A little while ago, one of my buddies recommended the movie GI Joe: The Rise of Cobra to me, in the context of one of my usual laments about needing to get more out of my Netflix subscription and so forth. He was not miserable with his own memories of the movie and looking for company, nor did he make the suggestion after some kind of ironic, so-bad-its-good disclaimer. It was a legit recommendation; he straightforwardly enjoyed the flick and thought I (fellow child of the 80’s, after all) would, too. He allowed that it was “dumb but fun” but the emphasis came down dominantly on the “fun” side of that formulation.
GI Joe seemed like as good a candidate as any for my Summer Movies on a Train project, so I added it to the old queue and it arrived in the mail early last week and accompanied me on my commute shortly thereafter. I was fully prepared to suffer through the movie so that I could say that I had seen it, after which I would be able to roast my buddy and tell him he was half-right (meaning it wasn’t fun but it certainly was dumb). And then the strangest thing happened: my buddy turned out to be right on both counts. Once I gave the movie permission to be absolutely as dumb as it pleased, it was a lot of fun to watch.
I mean, do not get me wrong, the movie is DUMB. It may, in fact, not technically qualify as a “movie” if the dictionary definition of that term includes a requirement that a coherent, logical storyline be employed. GI Joe: The Rise of Cobra is more of “an audiovisual string of ridiculously awesome crap interspersed with nonsensical reasons for that crap to keep happening”. But for brevity’s sake let’s just keep calling it a “movie”.
The movie takes just about every catchphrase associated with the old toys and cartoons which made GI Joe such a beloved part of my pop-culture addled childhood and ham-fists them into the script. E.g., early on our two POV characters are rescued from an ambush by the current Joe team, loaded onto a jet, and flown back to the secret GI Joe headquarters. On the jet they receive medical attention including, presumably, morphine. As one of the characters, Ripcord, is getting a little loopy under the drugs, he reaches out and touches the head of one of his rescuers. “Man, you got some real lifelike hair,” Rip trippily observes. Since the observee is a dude, said dude grabs the drugged Ripcord by the wrist to force him to let go. “Ow, and a kung-fu grip!” The fact that Ripcord is high on morphine when he utters these non-sequitors (which are of course selling points that would have been emblazoned on GI Joe action figure boxes back in the day) is one of the most logically defensible things that happens throughout the movie. The rest of it would make anyone looking for logical consistency shout at the screen “What is going on? What just happened? Why would they do that?” for basically the entire running time. But turn off your brain, and it’s just a couple of hours of expertly choreographed and shot fight scenes and explosions and so forth.

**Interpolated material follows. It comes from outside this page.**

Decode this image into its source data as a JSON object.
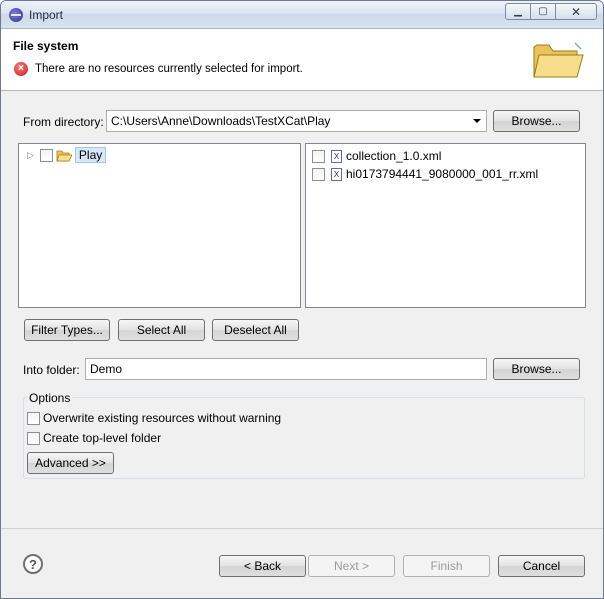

It may sound like I’m being sarcastic, but I’m honestly not. I do think there is a time and place for mindless entertainment in the form of delivery vectors for CGI carnage. Or even pencil-and-paper carnage. A different buddy and I were discussing comic books a week or two ago, which led naturally into talking about comic book fans themselves, and how a certain vocal subset of them hate when the publishers make large-scale changes to their offerings, particularly when the fans can envision ways that things could have stayed the same and still made sense. (For instance, Superman has been around since the late 30’s, and also is portrayed as if he’s in his late 30’s. The comic book makers explain this away with sometimes-vague, sometimes-hyperspecific statements about how Superman only landed as a baby on earth 30-some years ago, and any stories the fans may be familiar with which certainly seem tied to a certain place and time in the more distant past either never happened, or happened in some convolutedly different way, etc. So Superman’s fictional history, unbound by the laws of time and space and causality and so forth because, again, FICTIONAL, is ever-changing. But lots of people hate change, and so.) My buddy and I agreed that this vocal subset is largely missing the point, and one way of clearly stating the point is to say “internal consistency is overrated”.
And I’m coming to very strongly believe that, not just as a phrase that came up once but as great entertainment-consumption advice. It’s not that internal consistency doesn’t matter at all. It’s not that stories can’t be both logical and amusing, that you always have to expect coherence to be sacrificed in the name of pure unadulterated awesome. But it is a caution against getting one’s priorities all out of whack. I suppose the full expression of the axiom is “When internal consistency is considered the most important thing, it is overrated.” But that happens so often, especially among continuity-obsessed detail-oriented nerds, that it almost goes without saying. Geek culture (my culture, I admit) tends to overrate these kind of things. And get mocked for it, and rightly so. But there are rewards to be reaped for letting it go (sometimes, within reason, etc.) That makes it a good mantra as far as I’m concerned.